Jonathan Arnold, director of the collegium and a two-time graduate of Oxford University, said the program is designed “to challenge students to think more deeply about the biggest questions facing Christians and to engage the rest of the world, including the broader academy, in those conversations. This type of education requires not only the ability to think critically but also the ability to communicate effectively.”
The Augustine Collegiate Review, meanwhile, will provide students “an opportunity to hold those conversations in a public setting while also allowing for undergraduates from other institutions to join in these conversations and to benefit from the time-honored, peer-review publishing process,” said Arnold, assistant professor of Christian theology and church history.
Students are invited to submit a paper for the inaugural issue of the Augustine Collegiate Review: An Undergraduate Research Journal.” Papers should be written by undergraduate students only, 4,000 words in length, and related to the issue’s theme: metaphysics and ontology considered from a broadly Christian perspective. All submitted papers will be subject to a double-blind review process. To be considered, students must email their submissions to Arnold, who is the journal’s general editor, no later than Friday, March 31, 2017. No submissions will be considered after this date.
Students must include the following information about their paper: educational credentials, a letter of endorsement from a faculty member at their university, paper title and a short summary of the proposed paper explaining its focus and argument.
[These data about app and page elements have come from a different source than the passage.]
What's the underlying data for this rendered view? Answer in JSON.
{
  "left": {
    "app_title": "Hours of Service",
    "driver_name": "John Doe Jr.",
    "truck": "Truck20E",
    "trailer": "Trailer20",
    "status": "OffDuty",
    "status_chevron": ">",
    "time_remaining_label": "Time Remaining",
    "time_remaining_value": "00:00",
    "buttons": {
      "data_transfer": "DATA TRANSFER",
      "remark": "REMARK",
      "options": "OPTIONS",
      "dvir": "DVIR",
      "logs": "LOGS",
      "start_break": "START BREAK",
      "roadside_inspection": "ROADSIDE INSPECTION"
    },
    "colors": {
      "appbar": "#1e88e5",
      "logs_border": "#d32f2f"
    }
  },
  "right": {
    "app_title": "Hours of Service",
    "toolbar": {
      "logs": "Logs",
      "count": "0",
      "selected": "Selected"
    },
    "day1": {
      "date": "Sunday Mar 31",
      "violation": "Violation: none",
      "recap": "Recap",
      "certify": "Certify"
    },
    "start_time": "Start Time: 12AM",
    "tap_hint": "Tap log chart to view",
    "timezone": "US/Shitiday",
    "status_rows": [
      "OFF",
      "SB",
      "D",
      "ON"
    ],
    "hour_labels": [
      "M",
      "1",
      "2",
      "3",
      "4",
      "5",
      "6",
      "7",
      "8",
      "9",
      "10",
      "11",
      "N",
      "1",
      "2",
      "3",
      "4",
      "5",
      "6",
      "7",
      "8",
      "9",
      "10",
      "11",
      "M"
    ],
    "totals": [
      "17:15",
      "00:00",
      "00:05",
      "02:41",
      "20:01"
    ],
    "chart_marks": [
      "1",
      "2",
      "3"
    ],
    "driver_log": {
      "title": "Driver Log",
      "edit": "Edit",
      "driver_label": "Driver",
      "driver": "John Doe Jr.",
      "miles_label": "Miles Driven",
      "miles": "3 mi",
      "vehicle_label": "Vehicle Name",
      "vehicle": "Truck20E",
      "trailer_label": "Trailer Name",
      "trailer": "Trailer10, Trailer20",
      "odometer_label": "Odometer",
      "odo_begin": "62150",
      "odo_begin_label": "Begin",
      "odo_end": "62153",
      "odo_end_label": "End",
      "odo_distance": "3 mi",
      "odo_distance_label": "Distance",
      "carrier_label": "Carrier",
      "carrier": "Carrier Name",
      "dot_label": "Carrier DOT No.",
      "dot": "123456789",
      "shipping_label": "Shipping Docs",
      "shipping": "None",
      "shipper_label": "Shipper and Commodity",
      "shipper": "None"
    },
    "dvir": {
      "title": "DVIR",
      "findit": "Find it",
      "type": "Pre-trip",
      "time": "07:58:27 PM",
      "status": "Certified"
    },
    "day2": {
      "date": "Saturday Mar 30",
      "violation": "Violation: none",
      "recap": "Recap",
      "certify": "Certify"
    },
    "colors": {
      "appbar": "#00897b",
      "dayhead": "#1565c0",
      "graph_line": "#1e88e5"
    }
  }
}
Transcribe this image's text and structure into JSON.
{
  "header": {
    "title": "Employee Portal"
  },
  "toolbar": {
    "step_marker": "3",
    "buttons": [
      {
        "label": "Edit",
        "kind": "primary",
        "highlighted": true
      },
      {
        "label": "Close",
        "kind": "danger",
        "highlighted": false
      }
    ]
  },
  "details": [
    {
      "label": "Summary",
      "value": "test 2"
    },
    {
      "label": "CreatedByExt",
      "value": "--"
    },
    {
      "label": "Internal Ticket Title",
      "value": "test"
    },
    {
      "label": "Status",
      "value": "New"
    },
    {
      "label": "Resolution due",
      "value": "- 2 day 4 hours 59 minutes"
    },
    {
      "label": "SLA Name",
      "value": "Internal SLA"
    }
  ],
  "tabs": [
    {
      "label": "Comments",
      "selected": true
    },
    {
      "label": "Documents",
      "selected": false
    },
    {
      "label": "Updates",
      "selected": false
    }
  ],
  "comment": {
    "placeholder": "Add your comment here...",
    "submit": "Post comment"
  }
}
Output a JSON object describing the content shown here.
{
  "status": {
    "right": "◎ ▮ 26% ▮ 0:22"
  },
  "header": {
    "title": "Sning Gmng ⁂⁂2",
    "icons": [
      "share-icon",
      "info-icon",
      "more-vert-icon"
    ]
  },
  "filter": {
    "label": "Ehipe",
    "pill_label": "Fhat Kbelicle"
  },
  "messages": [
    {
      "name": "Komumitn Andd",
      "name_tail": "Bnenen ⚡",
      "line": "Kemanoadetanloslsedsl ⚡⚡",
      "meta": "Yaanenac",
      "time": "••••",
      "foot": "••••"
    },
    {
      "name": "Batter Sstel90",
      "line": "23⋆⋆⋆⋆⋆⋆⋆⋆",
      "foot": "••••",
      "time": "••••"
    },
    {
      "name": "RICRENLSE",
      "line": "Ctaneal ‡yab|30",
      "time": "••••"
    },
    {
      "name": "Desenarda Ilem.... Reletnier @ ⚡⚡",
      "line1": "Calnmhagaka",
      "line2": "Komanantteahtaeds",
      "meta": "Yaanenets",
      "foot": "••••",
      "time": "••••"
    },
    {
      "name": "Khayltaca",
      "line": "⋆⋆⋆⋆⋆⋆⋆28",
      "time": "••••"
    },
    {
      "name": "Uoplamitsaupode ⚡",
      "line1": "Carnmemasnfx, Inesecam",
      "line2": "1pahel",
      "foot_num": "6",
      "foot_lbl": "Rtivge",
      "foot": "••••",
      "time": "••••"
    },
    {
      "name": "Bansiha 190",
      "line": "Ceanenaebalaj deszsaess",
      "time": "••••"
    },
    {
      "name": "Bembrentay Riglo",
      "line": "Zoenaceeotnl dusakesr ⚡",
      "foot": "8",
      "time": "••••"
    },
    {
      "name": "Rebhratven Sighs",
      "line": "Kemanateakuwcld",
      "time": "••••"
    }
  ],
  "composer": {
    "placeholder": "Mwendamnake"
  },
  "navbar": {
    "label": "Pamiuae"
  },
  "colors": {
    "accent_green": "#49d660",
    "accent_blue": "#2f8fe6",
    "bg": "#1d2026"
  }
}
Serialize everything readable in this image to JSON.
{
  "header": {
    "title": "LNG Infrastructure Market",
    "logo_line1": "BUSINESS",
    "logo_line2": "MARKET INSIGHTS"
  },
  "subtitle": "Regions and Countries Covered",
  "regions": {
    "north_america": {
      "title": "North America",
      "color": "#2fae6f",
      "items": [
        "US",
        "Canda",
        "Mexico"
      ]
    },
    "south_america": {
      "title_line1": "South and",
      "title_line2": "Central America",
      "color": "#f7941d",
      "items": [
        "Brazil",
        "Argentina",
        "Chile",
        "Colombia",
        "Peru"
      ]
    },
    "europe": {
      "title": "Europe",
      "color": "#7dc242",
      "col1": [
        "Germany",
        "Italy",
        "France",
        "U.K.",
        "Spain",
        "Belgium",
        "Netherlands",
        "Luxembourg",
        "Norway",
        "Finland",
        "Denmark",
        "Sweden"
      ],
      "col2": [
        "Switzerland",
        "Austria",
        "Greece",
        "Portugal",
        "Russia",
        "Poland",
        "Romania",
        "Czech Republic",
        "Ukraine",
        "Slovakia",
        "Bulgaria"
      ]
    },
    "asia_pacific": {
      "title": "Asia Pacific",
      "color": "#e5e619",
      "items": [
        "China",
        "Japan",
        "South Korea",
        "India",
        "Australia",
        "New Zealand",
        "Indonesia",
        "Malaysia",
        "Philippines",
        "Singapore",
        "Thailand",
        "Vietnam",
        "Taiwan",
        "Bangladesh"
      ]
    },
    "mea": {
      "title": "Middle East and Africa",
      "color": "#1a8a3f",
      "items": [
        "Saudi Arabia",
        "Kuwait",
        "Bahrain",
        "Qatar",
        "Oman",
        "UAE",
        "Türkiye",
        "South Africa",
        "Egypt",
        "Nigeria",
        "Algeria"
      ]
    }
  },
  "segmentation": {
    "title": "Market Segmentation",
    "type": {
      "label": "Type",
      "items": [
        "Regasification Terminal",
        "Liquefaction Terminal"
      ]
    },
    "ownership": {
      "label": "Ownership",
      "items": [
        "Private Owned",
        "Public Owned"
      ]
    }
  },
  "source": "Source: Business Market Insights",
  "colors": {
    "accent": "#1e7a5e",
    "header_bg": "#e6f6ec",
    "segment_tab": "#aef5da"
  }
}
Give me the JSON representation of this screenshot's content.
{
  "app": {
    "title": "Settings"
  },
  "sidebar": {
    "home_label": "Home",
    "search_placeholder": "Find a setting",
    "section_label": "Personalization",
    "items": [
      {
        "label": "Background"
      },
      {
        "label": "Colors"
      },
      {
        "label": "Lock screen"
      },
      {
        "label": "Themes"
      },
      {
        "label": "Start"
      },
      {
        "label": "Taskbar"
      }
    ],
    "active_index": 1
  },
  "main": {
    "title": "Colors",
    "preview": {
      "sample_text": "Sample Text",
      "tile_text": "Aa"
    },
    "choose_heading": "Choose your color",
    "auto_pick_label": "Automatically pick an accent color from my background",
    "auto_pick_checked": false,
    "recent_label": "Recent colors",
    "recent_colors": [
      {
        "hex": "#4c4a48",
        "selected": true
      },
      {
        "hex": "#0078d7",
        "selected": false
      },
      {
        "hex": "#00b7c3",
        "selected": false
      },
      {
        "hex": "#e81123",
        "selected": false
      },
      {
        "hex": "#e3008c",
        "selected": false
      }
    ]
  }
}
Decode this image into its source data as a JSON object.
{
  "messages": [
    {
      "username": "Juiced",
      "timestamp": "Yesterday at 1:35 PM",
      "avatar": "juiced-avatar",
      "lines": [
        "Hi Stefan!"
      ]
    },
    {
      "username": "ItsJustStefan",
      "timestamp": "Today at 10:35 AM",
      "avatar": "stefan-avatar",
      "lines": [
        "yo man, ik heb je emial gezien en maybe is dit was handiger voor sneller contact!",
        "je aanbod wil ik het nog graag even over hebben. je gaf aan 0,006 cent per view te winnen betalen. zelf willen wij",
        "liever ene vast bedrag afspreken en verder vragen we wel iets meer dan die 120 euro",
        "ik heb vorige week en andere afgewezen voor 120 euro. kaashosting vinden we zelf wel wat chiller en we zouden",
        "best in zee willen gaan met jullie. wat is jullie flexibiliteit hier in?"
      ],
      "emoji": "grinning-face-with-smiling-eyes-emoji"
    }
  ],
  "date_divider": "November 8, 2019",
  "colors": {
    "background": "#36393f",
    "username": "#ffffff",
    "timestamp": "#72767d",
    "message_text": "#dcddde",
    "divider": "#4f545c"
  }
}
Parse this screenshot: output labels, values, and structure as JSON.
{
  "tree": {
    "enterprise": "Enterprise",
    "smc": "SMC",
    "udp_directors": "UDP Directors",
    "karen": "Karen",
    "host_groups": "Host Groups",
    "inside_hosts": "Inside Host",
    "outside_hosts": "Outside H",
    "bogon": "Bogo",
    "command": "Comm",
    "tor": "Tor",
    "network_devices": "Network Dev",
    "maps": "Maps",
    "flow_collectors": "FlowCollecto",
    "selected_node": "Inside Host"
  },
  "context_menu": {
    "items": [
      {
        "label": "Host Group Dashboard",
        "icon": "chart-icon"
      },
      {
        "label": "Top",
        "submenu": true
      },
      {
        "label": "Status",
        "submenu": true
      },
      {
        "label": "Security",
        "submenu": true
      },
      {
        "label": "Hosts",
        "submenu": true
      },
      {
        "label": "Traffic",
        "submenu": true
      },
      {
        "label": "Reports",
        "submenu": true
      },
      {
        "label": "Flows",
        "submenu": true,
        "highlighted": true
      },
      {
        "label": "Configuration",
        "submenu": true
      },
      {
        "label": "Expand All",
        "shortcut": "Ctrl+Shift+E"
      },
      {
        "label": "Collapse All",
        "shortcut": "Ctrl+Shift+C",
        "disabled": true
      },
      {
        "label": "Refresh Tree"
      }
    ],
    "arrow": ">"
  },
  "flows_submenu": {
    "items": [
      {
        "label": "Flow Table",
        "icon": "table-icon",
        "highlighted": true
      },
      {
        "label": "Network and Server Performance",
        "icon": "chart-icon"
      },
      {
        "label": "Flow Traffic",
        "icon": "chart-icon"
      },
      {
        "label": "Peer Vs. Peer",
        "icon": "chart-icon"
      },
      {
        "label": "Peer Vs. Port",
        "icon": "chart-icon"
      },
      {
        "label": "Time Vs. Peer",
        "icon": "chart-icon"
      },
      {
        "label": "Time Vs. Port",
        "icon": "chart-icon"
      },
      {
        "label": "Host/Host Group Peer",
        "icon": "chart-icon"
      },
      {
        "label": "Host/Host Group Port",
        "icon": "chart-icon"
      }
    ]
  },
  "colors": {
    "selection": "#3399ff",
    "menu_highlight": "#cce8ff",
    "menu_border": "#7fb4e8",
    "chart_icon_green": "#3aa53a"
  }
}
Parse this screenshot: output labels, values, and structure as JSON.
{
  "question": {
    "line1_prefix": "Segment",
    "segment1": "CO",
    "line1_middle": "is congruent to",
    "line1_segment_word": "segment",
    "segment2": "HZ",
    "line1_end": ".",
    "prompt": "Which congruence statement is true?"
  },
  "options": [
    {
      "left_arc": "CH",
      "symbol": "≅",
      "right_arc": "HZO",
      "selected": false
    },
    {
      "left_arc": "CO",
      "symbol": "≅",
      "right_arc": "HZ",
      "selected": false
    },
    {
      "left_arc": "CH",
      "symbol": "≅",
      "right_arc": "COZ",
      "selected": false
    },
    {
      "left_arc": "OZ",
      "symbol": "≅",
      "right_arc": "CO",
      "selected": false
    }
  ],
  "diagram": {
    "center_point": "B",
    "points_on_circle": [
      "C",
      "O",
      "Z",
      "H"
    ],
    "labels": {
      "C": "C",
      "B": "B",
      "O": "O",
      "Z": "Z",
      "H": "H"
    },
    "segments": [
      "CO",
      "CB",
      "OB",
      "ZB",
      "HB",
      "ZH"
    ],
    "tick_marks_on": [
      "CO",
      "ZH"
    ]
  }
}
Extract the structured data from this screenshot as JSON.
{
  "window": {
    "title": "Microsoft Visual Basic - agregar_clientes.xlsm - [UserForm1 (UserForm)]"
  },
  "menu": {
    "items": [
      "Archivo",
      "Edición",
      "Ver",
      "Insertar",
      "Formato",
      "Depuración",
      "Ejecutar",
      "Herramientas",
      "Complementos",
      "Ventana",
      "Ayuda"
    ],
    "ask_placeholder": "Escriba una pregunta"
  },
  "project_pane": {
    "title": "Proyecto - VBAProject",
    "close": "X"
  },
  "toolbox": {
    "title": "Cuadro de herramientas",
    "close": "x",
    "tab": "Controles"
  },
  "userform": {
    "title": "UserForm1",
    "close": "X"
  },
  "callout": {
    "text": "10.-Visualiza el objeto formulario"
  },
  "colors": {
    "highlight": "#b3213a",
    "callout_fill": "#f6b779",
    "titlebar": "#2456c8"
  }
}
All papers should adhere to journal guidelines that can be accessed at boycecollege.com/the-augustine-honors-collegium.
Philosophy, politics and economics degree
The new bachelor of science in philosophy, politics and economics, as described by Southern Seminary President R. Albert Mohler Jr., is “another great step in the maturity and growth of Boyce College” and “one of the most significant and timely majors we could offer at this time, especially to young people who are going to be prepared to apply the Christian worldview to every dimension of life and to some of the most pressing challenges of our day in economics and politics.”
The interdisciplinary degree, in addressing the mounting challenges facing Christians in a globalized society, will advocate for religious liberty, public justice, human flourishing and the need for a holistic ministry, according the program’s website.
“Our mission is to serve the church, equipping young men and women with an education grounded in biblical truth that will prepare them for global Kingdom service,” said Matthew Hall, Boyce College’s dean. “In an age that is so deeply confused about what it means to be made in the image of God and what makes for human flourishing, this degree program aims to send out graduates for service in the church, the public square and the marketplace who will make a difference for Christ.”
While the program can prepare future pastors to lead their churches in engaging the public square, students also can use the degree to work for missions organizations and nonprofit organizations that need executives and staff trained in economics and public policy analysis.
The degree program includes 39 hours of studies in the philosophy, politics and economics major, which will be incorporated with 33 hours of biblical and theological studies courses and 12 hours of ministry studies courses.
Bryan Baise, assistant professor of worldview and apologetics and program director for the new degree, said it will provide “a unique opportunity for Southern Baptists to study key ideas placed into an interdisciplinary context with a philosophical and theological mind.”
For more information on the degree and to apply, visit boycecollege.com/ppe.